Monday, January 22, 2018

The strange beauty of Estonian folktales (Following folktales around the world 55. - Estonia)

Today I continue the blog series titled Following folktales around the world! If you would like to know what the series is all about, you can find the introduction post here. You can find all posts under the Following Folktales label, or you can follow the series on Facebook!


Az aranyfonó lányok
Észt népmesék
Bereczki Gábor
Európa Könyvkiadó, 1968.

Once again, a volume from the Hungarian "Tales of Nations" series - and probably one of my instant favorites. It contains thirty-five tales, many of which I completely fell in love with at first read. They have been selected from various Estonian folktale collections by the editor, making sure that they represented narratives and motifs that are typically Estonian, rather than just versions of generally well-known tale types. He had a lot to pick from: According to the detailed Afterword, Estonian folklore archives hold almost one hundred thousand folktales (at least they did in the 1960s). I also learned that most of the famous storytellers were male, while most famous singers of the epic stories were female. I would definitely love to read more from those archives.
To read Estonian folktales in English, try this collection.

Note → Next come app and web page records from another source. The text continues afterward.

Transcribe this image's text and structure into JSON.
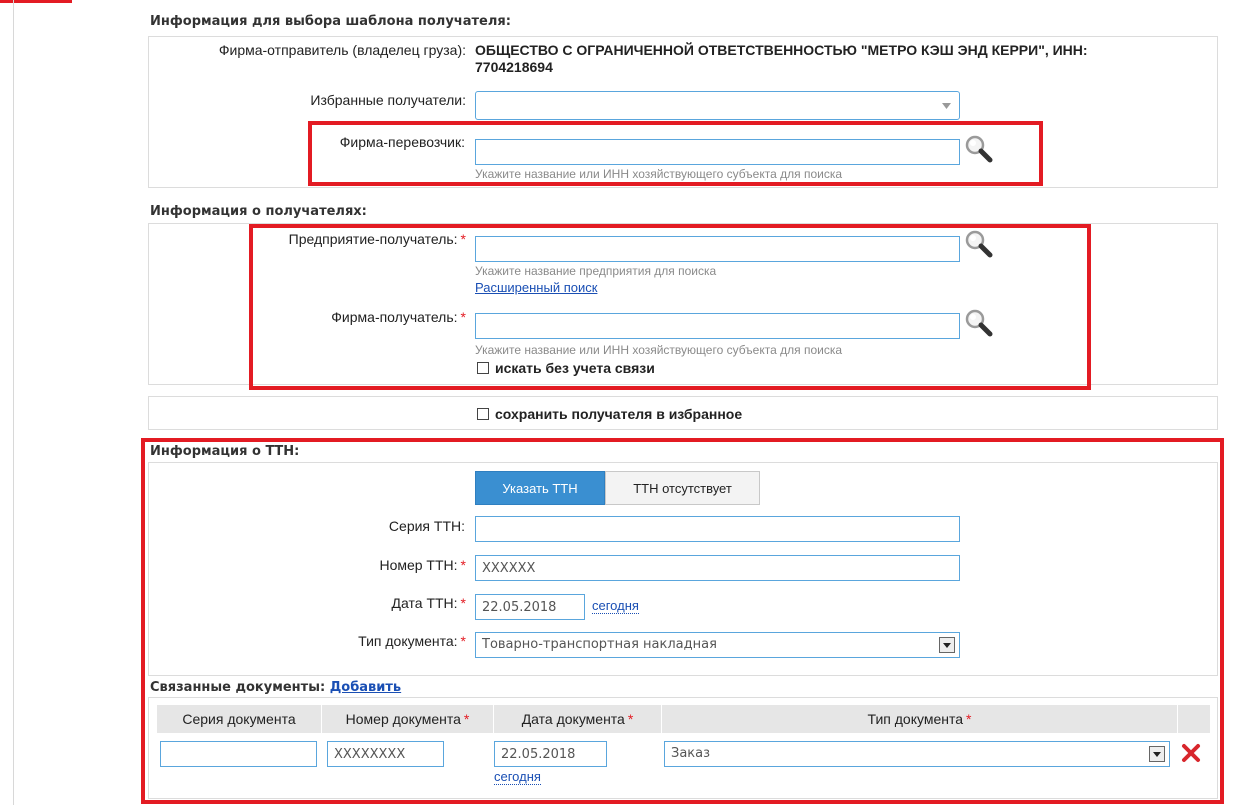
{
  "template_section": {
    "title": "Информация для выбора шаблона получателя:",
    "sender_label": "Фирма-отправитель (владелец груза):",
    "sender_value": "ОБЩЕСТВО С ОГРАНИЧЕННОЙ ОТВЕТСТВЕННОСТЬЮ \"МЕТРО КЭШ ЭНД КЕРРИ\", ИНН:",
    "sender_inn": "7704218694",
    "favorites_label": "Избранные получатели:",
    "favorites_value": "",
    "carrier_label": "Фирма-перевозчик:",
    "carrier_value": "",
    "carrier_hint": "Укажите название или ИНН хозяйствующего субъекта для поиска"
  },
  "recipients_section": {
    "title": "Информация о получателях:",
    "enterprise_label": "Предприятие-получатель:",
    "enterprise_value": "",
    "enterprise_hint": "Укажите название предприятия для поиска",
    "advanced_search": "Расширенный поиск",
    "firm_label": "Фирма-получатель:",
    "firm_value": "",
    "firm_hint": "Укажите название или ИНН хозяйствующего субъекта для поиска",
    "no_link_checkbox": "искать без учета связи"
  },
  "save_favorite_checkbox": "сохранить получателя в избранное",
  "ttn_section": {
    "title": "Информация о ТТН:",
    "tab_specify": "Указать ТТН",
    "tab_absent": "ТТН отсутствует",
    "series_label": "Серия ТТН:",
    "series_value": "",
    "number_label": "Номер ТТН:",
    "number_value": "XXXXXX",
    "date_label": "Дата ТТН:",
    "date_value": "22.05.2018",
    "today_link": "сегодня",
    "doc_type_label": "Тип документа:",
    "doc_type_value": "Товарно-транспортная накладная"
  },
  "related_docs": {
    "title": "Связанные документы:",
    "add_link": "Добавить",
    "headers": {
      "series": "Серия документа",
      "number": "Номер документа",
      "date": "Дата документа",
      "type": "Тип документа"
    },
    "row": {
      "series": "",
      "number": "XXXXXXXX",
      "date": "22.05.2018",
      "today": "сегодня",
      "type": "Заказ"
    }
  },
  "required_mark": "*",
  "colors": {
    "highlight_red": "#e31b23",
    "accent_blue": "#3a8fd1",
    "input_border": "#5aa6dd",
    "link": "#1a4fb4"
  }
}
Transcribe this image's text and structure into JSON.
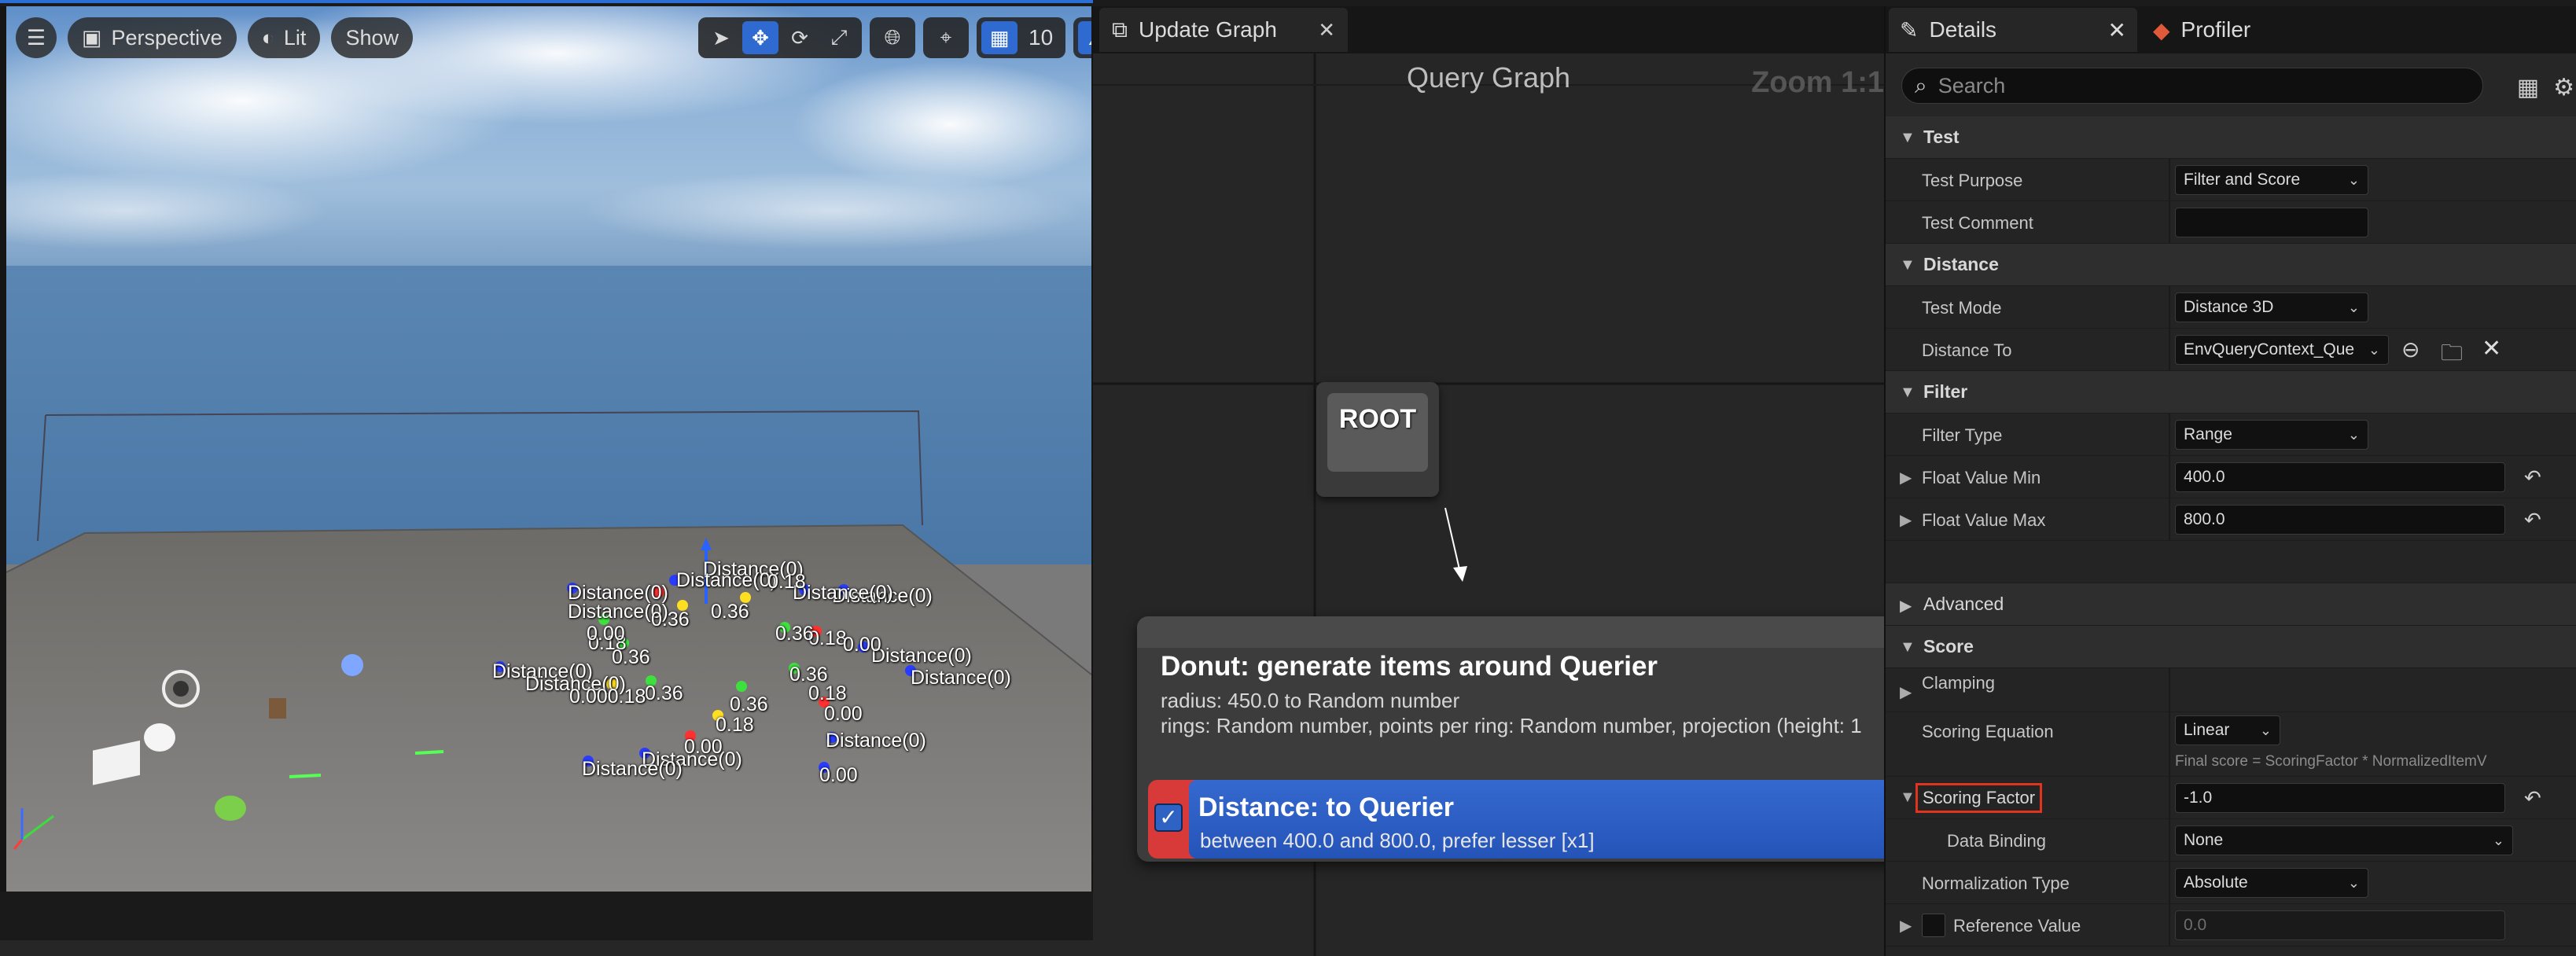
{
  "viewport": {
    "toolbar": {
      "menu_icon": "hamburger-icon",
      "perspective_label": "Perspective",
      "lit_label": "Lit",
      "show_label": "Show",
      "grid_snap_value": "10"
    },
    "labels": [
      {
        "text": "Distance(0)"
      },
      {
        "text": "Distance(0)"
      },
      {
        "text": "Distance(0)"
      },
      {
        "text": "Distance(0)"
      },
      {
        "text": "Distance(0)"
      },
      {
        "text": "Distance(0)"
      },
      {
        "text": "Distance(0)"
      },
      {
        "text": "Distance(0)"
      },
      {
        "text": "Distance(0)"
      },
      {
        "text": "Distance(0)"
      },
      {
        "text": "Distance(0)"
      },
      {
        "text": "Distance(0)"
      },
      {
        "text": "Distance(0)"
      },
      {
        "text": "0.00"
      },
      {
        "text": "0.18"
      },
      {
        "text": "0.36"
      },
      {
        "text": "0.36"
      },
      {
        "text": "0.18"
      },
      {
        "text": "0.36"
      },
      {
        "text": "0.18"
      },
      {
        "text": "0.00"
      },
      {
        "text": "0.36"
      },
      {
        "text": "0.36"
      },
      {
        "text": "0.18"
      },
      {
        "text": "0.00"
      },
      {
        "text": "0.00"
      },
      {
        "text": "0.00"
      },
      {
        "text": "0.18"
      },
      {
        "text": "0.36"
      },
      {
        "text": "0.36"
      },
      {
        "text": "0.000.18"
      }
    ]
  },
  "graph": {
    "tab_label": "Update Graph",
    "title": "Query Graph",
    "zoom": "Zoom 1:1",
    "root_label": "ROOT",
    "generator": {
      "title": "Donut: generate items around Querier",
      "line1": "radius: 450.0 to Random number",
      "line2": "rings: Random number, points per ring: Random number, projection (height: 1"
    },
    "test": {
      "title": "Distance: to Querier",
      "subtitle": "between 400.0 and 800.0, prefer lesser [x1]",
      "checked": true
    }
  },
  "details": {
    "tab_label": "Details",
    "profiler_label": "Profiler",
    "search_placeholder": "Search",
    "categories": {
      "test": "Test",
      "distance": "Distance",
      "filter": "Filter",
      "advanced": "Advanced",
      "score": "Score"
    },
    "props": {
      "test_purpose": {
        "label": "Test Purpose",
        "value": "Filter and Score"
      },
      "test_comment": {
        "label": "Test Comment",
        "value": ""
      },
      "test_mode": {
        "label": "Test Mode",
        "value": "Distance 3D"
      },
      "distance_to": {
        "label": "Distance To",
        "value": "EnvQueryContext_Que"
      },
      "filter_type": {
        "label": "Filter Type",
        "value": "Range"
      },
      "float_min": {
        "label": "Float Value Min",
        "value": "400.0"
      },
      "float_max": {
        "label": "Float Value Max",
        "value": "800.0"
      },
      "clamping": {
        "label": "Clamping"
      },
      "scoring_equation": {
        "label": "Scoring Equation",
        "value": "Linear",
        "hint": "Final score = ScoringFactor * NormalizedItemV"
      },
      "scoring_factor": {
        "label": "Scoring Factor",
        "value": "-1.0"
      },
      "data_binding": {
        "label": "Data Binding",
        "value": "None"
      },
      "normalization_type": {
        "label": "Normalization Type",
        "value": "Absolute"
      },
      "reference_value": {
        "label": "Reference Value",
        "value": "0.0"
      }
    }
  }
}
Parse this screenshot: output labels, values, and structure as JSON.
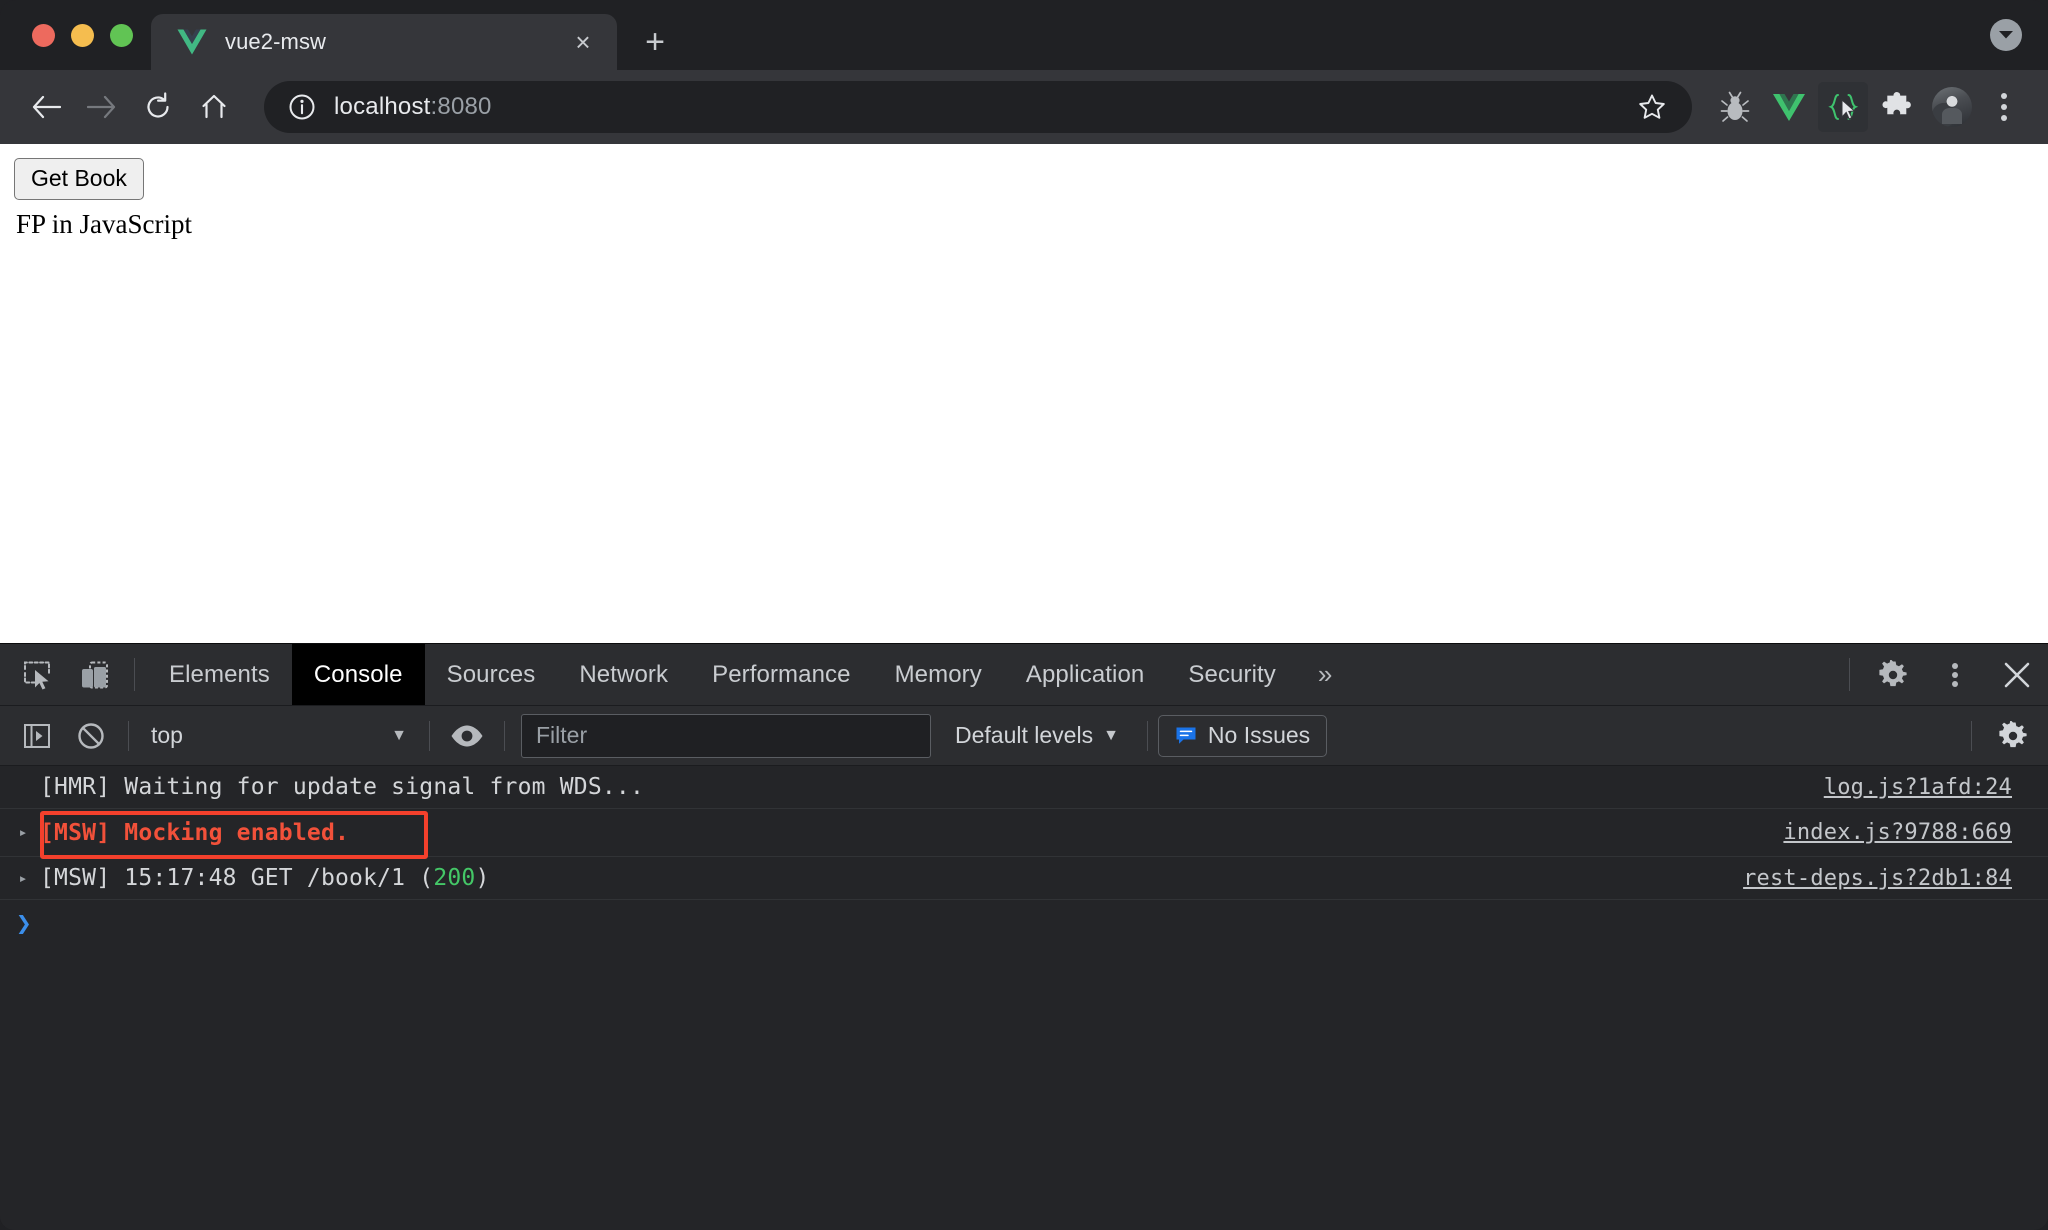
{
  "browser": {
    "traffic_lights": [
      "close",
      "minimize",
      "maximize"
    ],
    "tab": {
      "title": "vue2-msw",
      "favicon": "vue-logo-icon",
      "close_label": "×"
    },
    "new_tab_label": "+",
    "tabstrip_caret": "tab-search-caret-icon",
    "toolbar": {
      "back_label": "←",
      "forward_label": "→",
      "reload_label": "↻",
      "home_label": "⌂",
      "url_host": "localhost",
      "url_port": ":8080",
      "site_info_icon": "info-circle-icon",
      "bookmark_icon": "star-icon",
      "extensions": [
        {
          "name": "bug-extension-icon",
          "label": ""
        },
        {
          "name": "vue-devtools-extension-icon",
          "label": ""
        },
        {
          "name": "code-cursor-extension-icon",
          "label": ""
        },
        {
          "name": "puzzle-extensions-icon",
          "label": ""
        }
      ],
      "avatar": "profile-avatar",
      "menu_icon": "three-dot-menu-icon"
    }
  },
  "page": {
    "button_label": "Get Book",
    "book_title": "FP in JavaScript"
  },
  "devtools": {
    "left_icons": [
      {
        "name": "inspect-element-icon"
      },
      {
        "name": "device-toolbar-icon"
      }
    ],
    "tabs": [
      {
        "label": "Elements",
        "active": false
      },
      {
        "label": "Console",
        "active": true
      },
      {
        "label": "Sources",
        "active": false
      },
      {
        "label": "Network",
        "active": false
      },
      {
        "label": "Performance",
        "active": false
      },
      {
        "label": "Memory",
        "active": false
      },
      {
        "label": "Application",
        "active": false
      },
      {
        "label": "Security",
        "active": false
      }
    ],
    "more_tabs_label": "»",
    "settings_icon": "gear-icon",
    "kebab_icon": "three-dot-menu-icon",
    "close_icon": "close-icon",
    "console_toolbar": {
      "sidebar_toggle_icon": "console-sidebar-icon",
      "clear_console_icon": "clear-console-icon",
      "context_value": "top",
      "context_arrow": "▼",
      "live_expression_icon": "eye-icon",
      "filter_placeholder": "Filter",
      "filter_value": "",
      "levels_label": "Default levels",
      "levels_arrow": "▼",
      "issues_label": "No Issues",
      "issues_icon": "issues-bubble-icon",
      "settings_icon": "gear-icon"
    },
    "messages": [
      {
        "expandable": false,
        "disclosure": "",
        "text": "[HMR] Waiting for update signal from WDS...",
        "source": "log.js?1afd:24",
        "level": "info",
        "highlighted": false
      },
      {
        "expandable": true,
        "disclosure": "▸",
        "text": "[MSW] Mocking enabled.",
        "source": "index.js?9788:669",
        "level": "error",
        "highlighted": true
      },
      {
        "expandable": true,
        "disclosure": "▸",
        "text_prefix": "[MSW] 15:17:48 GET /book/1 (",
        "text_status": "200",
        "text_suffix": ")",
        "source": "rest-deps.js?2db1:84",
        "level": "info",
        "highlighted": false
      }
    ],
    "prompt_chevron": "❯"
  },
  "colors": {
    "annotation_red": "#F4402C",
    "error_text": "#F2513A",
    "status_ok_green": "#44C767",
    "prompt_blue": "#3B8EEA",
    "issues_blue": "#1A73E8",
    "vue_green": "#41B883",
    "devtools_bg": "#242528",
    "toolbar_bg": "#35363A",
    "tabstrip_bg": "#202124"
  }
}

Highlights

The title story (The three gold-spinners) has been a favorite story of mine for a long time (I even included it in my book). It is a long and complex tale full of intrigue, magic, love, Finnish wizards, talking birds, witches, and everything else you need for a good adventure. Similarly adventurous is the Theft of Thunder, in which a poor man helps the Devil steal the Thunder from a thunder-god, and then feels guilty and helps the god recover it.
Mushroom King (Estonian postcard)
I liked the tale of the Mushroom King especially for its imagery and its outcome. A prince rescues the tiny, captured King of the Mushrooms, and in exchange the little kind helps him along his exile, helps him fight dragons, and introduces him to his three daughters. In the end, instead of marrying a rescued princess, the princes marries one of the mushroom girls.
There were several tales involving water, and the beings that inhabit it. In the Underwater People, a man whose father fell through the ice on a lake visited the underwater world, and found out what happened to the people that went there. In The Gift of the Water Mother, the mysterious helper lady told about the strange upside-down world she had come from. In The Mischievous sons of Father Frost, three increasingly cold guests visited a poor man, who put up with them patiently, and in exchange he won the ability to influence the weather.
The animal and nature tales of the collection were also enchanting. A Magic Bird distracted an evil hunter from shooting at the birds of the forest; a Hedgehog wanted to cook a beetle, but was outsmarted by it; and a Sparrow brewed beer from one grain of barley in a pond, and none of the other animals had the heart to tell him it was not delicious.

Connections

I was reminded of many other superpower stories by the tale of Swift-foot, Dexterous Hands, and Sharp-eye (some titles are my own translation, but that's the general idea). All three of the brothers had his own separate adventure in this long story, and then they came together to win a princess. They agreed beforehand that they will draw lots on who will marry her at the end, eliminating the dilemma part of this popular dilemma tale like sensible people (it helped that they all looked exactly alike).
Estonian folk dress
The tale of the Talking Flax combined two tale types in a very interesting way. A girl was pursued by a supernatural suitor she knew was dangerous; she hid in the barn from him, and the flax bundles stored there talked about what awaited everyone in the barn: Tearing, breaking, cutting, etc. (basically, the process of making clothes). The suitor got terrified and left. The first part of the tale is that of the Demon Lover, while the latter usually happens with bread instead of cloth.
Waiting for Death was a story I have already encountered as a Hodja tale, while The Bear and the Three Sisters was another variant of the favorite story of mine where the clever girl rescues herself and her sisters from a monster husband (see Denmark).

Where to next?
Latvia!

1 comment:

  1. The story about the Talking Flax reminded me of a story we used to tell at parties and sleepovers as children (sadly children's ghost stories seem to be the only living breathing part of oral story telling left at least where I come from):

    A person is in an unfamiliar location (a child visiting an estranged relative was a popular pick), whether they have to sleep in a rom with a large uncanny wardrobe. At night they hear a voice coming from the wardrobe: "I'll tear you open, then I'll eat you, then I'll throw you out the window". The person is terrified (the sentence can be repeated and the athossphere built until the audience is suitably terrified as well) until they manage to find the courage to open the wardrobe...
    And find a monkey next to a large pile of bananas which uses the opportunity of the wardrobe being opened to actually leave the closet and throw the piles of the bananas it has eaten out the window. Also works with a parrot and peanuts if the children in question are too old to accept a talking monkey.

    The difference between this story and the Talking Flax is that in the Estonian tale the protagonist (and therefore the listener) is in on the joke, similarly to the Bremen Town Musicians, which makes me wonder what other fairy tales would turn into horror stories if there was a perspective flip.

    ReplyDelete